Element data from apps and pages
- - -

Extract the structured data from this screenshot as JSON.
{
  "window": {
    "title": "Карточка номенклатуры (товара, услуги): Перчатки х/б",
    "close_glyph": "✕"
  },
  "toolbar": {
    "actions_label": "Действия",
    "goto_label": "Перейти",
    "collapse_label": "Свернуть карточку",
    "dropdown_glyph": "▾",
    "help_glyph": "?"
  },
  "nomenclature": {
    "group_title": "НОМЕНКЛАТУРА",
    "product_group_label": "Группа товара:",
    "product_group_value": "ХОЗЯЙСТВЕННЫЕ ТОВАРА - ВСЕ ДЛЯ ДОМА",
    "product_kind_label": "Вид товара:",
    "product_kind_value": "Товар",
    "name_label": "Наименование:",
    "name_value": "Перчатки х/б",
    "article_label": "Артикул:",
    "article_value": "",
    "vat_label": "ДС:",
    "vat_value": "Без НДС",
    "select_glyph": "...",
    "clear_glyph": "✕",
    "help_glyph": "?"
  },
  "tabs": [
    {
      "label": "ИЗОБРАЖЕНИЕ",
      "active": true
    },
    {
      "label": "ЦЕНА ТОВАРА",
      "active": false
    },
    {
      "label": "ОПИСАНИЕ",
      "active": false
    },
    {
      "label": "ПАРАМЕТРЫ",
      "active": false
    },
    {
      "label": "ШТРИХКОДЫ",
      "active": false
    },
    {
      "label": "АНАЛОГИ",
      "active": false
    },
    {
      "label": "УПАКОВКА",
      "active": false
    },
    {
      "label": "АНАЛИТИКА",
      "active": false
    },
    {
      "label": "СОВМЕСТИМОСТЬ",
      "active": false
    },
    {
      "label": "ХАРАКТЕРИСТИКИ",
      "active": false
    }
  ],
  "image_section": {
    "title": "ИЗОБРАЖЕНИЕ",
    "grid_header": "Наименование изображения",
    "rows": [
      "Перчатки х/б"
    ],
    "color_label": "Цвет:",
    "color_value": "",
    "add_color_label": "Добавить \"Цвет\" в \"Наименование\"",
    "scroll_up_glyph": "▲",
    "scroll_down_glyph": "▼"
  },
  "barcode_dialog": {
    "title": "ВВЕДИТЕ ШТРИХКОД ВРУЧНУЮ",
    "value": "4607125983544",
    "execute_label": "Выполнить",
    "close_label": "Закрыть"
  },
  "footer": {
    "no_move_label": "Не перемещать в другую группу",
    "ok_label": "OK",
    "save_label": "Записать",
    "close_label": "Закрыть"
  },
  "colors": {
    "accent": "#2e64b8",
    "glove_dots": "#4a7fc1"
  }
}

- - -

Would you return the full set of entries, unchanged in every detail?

- [Exercise result]:
Extract the structured data from this screenshot as JSON.
{
  "window": {
    "title": "Карточка номенклатуры (товара, услуги): Перчатки х/б",
    "close_glyph": "✕"
  },
  "toolbar": {
    "actions_label": "Действия",
    "goto_label": "Перейти",
    "collapse_label": "Свернуть карточку",
    "dropdown_glyph": "▾",
    "help_glyph": "?"
  },
  "nomenclature": {
    "group_title": "НОМЕНКЛАТУРА",
    "product_group_label": "Группа товара:",
    "product_group_value": "ХОЗЯЙСТВЕННЫЕ ТОВАРА - ВСЕ ДЛЯ ДОМА",
    "product_kind_label": "Вид товара:",
    "product_kind_value": "Товар",
    "name_label": "Наименование:",
    "name_value": "Перчатки х/б",
    "article_label": "Артикул:",
    "article_value": "",
    "vat_label": "ДС:",
    "vat_value": "Без НДС",
    "select_glyph": "...",
    "clear_glyph": "✕",
    "help_glyph": "?"
  },
  "tabs": [
    {
      "label": "ИЗОБРАЖЕНИЕ",
      "active": true
    },
    {
      "label": "ЦЕНА ТОВАРА",
      "active": false
    },
    {
      "label": "ОПИСАНИЕ",
      "active": false
    },
    {
      "label": "ПАРАМЕТРЫ",
      "active": false
    },
    {
      "label": "ШТРИХКОДЫ",
      "active": false
    },
    {
      "label": "АНАЛОГИ",
      "active": false
    },
    {
      "label": "УПАКОВКА",
      "active": false
    },
    {
      "label": "АНАЛИТИКА",
      "active": false
    },
    {
      "label": "СОВМЕСТИМОСТЬ",
      "active": false
    },
    {
      "label": "ХАРАКТЕРИСТИКИ",
      "active": false
    }
  ],
  "image_section": {
    "title": "ИЗОБРАЖЕНИЕ",
    "grid_header": "Наименование изображения",
    "rows": [
      "Перчатки х/б"
    ],
    "color_label": "Цвет:",
    "color_value": "",
    "add_color_label": "Добавить \"Цвет\" в \"Наименование\"",
    "scroll_up_glyph": "▲",
    "scroll_down_glyph": "▼"
  },
  "barcode_dialog": {
    "title": "ВВЕДИТЕ ШТРИХКОД ВРУЧНУЮ",
    "value": "4607125983544",
    "execute_label": "Выполнить",
    "close_label": "Закрыть"
  },
  "footer": {
    "no_move_label": "Не перемещать в другую группу",
    "ok_label": "OK",
    "save_label": "Записать",
    "close_label": "Закрыть"
  },
  "colors": {
    "accent": "#2e64b8",
    "glove_dots": "#4a7fc1"
  }
}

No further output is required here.